AMR Pilot Leader Bates Held an Impossible Job
DALLAS (TheStreet) -- The surprise is not that Dave Bates stepped down as president of the pilots union at American (AAMRQ.PK) last week, but rather that he lasted for two years.
Bates resigned under pressure on Thursday, after pilots voted to reject a tentative contract offer he had backed.
"I thought it was the best deal we could get," he said Sunday, in an exclusive interview. "When the members decisively rejected that, they were voting for a change of direction.
"I thought it was best to step down and let (union leaders) select someone who more accurately reflects what the members wanted," he said. "I didn't want a divisive battle."
Few jobs are more difficult than leading an airline union down the concessionary path that bankruptcy demands. In general, union leaders who manage this task are quickly cast aside, although some do manage to make it to the end of the bankruptcy process.
Bates was a leader who realized that a union succeeds only if the company employing its members also succeeds. His predecessor, by contrast, reveled in an adversarial relationship and eschewed compromise and, as a result, failed to accomplish anything at all.
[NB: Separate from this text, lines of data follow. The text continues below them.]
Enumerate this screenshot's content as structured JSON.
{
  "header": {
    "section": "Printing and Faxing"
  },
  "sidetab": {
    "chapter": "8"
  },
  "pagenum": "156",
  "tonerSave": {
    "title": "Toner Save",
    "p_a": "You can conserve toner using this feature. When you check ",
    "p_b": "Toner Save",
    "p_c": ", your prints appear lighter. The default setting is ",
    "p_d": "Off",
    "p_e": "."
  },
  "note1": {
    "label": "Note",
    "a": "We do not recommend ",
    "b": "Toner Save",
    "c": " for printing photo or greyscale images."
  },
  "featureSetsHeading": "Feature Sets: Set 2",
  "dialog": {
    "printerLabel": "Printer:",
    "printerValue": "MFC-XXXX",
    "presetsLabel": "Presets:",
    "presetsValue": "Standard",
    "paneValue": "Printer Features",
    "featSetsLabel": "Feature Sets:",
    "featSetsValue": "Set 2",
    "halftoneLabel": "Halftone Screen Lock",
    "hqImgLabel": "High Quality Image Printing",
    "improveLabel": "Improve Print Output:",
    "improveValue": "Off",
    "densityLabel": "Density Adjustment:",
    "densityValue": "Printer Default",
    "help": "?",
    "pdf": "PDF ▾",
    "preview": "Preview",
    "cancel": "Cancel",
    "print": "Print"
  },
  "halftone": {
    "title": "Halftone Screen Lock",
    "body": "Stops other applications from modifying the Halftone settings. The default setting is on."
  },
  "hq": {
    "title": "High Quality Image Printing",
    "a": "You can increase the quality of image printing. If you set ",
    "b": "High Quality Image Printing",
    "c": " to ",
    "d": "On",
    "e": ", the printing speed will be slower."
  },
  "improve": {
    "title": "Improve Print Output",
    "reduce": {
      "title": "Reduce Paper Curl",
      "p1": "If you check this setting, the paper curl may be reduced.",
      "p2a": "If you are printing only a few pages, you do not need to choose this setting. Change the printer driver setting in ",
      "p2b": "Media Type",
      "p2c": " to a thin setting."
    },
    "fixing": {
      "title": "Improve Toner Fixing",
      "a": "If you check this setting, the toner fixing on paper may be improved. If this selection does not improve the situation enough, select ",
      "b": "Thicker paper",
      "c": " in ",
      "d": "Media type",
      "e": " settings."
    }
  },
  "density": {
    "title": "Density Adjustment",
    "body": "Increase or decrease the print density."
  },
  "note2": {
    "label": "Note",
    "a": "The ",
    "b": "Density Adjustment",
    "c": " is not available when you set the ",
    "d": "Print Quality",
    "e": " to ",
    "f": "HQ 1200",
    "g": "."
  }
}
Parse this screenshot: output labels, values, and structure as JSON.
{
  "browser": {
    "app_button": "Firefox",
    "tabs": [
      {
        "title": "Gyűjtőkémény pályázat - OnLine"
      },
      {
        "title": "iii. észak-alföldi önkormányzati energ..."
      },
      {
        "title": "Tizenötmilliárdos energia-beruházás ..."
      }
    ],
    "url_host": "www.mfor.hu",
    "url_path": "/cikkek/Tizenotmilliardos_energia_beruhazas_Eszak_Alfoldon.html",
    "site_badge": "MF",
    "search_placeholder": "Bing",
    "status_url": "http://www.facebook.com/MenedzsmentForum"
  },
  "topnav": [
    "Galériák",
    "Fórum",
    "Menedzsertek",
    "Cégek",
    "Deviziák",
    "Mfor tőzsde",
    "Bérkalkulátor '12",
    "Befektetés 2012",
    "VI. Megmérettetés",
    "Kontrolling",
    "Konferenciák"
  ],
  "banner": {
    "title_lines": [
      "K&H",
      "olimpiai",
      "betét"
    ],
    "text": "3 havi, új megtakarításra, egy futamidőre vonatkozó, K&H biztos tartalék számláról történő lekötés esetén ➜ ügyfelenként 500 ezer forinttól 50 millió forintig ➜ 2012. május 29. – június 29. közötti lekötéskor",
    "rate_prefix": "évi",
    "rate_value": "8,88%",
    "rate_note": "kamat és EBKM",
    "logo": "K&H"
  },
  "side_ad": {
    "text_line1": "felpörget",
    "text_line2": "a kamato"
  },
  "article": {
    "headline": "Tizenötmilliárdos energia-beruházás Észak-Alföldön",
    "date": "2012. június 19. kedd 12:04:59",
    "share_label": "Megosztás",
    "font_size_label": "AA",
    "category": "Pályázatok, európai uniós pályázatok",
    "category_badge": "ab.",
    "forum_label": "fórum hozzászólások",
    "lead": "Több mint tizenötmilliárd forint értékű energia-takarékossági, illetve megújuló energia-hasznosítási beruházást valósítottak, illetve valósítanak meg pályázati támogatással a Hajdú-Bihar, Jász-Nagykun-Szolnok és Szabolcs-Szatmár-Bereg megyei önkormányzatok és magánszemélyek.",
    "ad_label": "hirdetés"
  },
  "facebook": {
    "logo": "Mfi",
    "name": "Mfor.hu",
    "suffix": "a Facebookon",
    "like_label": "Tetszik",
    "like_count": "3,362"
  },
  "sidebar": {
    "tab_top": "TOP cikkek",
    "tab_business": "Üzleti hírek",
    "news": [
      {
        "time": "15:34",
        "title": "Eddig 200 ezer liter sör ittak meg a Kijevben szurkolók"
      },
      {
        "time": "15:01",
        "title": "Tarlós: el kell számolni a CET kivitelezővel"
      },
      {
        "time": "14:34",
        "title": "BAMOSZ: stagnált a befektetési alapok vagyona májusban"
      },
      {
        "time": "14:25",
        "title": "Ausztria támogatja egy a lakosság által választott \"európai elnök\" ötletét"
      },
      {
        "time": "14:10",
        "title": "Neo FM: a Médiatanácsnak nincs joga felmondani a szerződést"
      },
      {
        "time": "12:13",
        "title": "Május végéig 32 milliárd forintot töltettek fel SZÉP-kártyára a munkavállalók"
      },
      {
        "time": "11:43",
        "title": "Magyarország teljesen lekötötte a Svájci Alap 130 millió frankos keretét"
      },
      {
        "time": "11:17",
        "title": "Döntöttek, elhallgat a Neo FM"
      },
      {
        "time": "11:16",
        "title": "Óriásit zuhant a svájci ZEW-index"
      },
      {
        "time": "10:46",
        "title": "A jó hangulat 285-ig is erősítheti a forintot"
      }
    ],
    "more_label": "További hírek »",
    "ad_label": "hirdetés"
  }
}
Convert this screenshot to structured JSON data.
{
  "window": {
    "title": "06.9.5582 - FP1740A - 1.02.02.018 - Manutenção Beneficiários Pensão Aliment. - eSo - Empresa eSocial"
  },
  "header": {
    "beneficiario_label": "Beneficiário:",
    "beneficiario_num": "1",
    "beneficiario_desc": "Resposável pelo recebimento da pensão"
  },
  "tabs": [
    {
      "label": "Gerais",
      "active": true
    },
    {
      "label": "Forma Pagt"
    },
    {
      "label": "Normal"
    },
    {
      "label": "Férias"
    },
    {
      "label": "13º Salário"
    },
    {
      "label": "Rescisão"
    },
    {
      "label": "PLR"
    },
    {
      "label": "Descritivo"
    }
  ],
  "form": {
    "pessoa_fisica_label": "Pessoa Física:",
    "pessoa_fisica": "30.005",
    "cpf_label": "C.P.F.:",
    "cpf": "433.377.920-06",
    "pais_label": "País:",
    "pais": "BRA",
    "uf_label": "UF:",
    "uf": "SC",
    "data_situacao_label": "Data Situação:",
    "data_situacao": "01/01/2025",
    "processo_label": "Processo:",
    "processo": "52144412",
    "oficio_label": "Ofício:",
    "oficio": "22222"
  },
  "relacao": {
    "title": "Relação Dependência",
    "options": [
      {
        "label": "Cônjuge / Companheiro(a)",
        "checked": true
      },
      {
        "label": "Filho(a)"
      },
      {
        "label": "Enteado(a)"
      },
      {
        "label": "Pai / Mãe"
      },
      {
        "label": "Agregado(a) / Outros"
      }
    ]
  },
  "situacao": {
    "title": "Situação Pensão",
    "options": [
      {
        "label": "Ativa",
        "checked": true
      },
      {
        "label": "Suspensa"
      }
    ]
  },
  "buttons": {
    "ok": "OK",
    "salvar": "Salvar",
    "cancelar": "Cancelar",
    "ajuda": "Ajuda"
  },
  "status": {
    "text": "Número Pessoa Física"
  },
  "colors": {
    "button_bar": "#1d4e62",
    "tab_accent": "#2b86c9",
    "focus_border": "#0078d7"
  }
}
The future seemed promising when Bates took over as president of the Allied Pilots Association in July 2010. "I came in with the intent to return our pilots to where we needed to be in the industry," Bates said. "I never wavered from that until American filed for bankruptcy."
Unfortunately, even then, American was losing money and spiraling towards bankruptcy. As a result, "we could never come together," Bates said. "The agreement we were offered was not one I was going to bring to members."
In October 2011, the airline publicly announced a contract offer, but the chance of approval was so slight that the union did not call for a vote. As Dallas Morning News American beat reporter Terry Maxon wrote at the time, "We may be at the point now where management has gone as far as it can with a deal that doesn't go nearly far enough for the pilots to approve."
Soon after the contract effort failed, American sought bankruptcy protection. In bankruptcy, a company can impose a contract. "In bankruptcy things are taken away from you by the force of law," Bates said. "Under these conditions, the job of a union leader is to protect as much of our contract agreement as possible."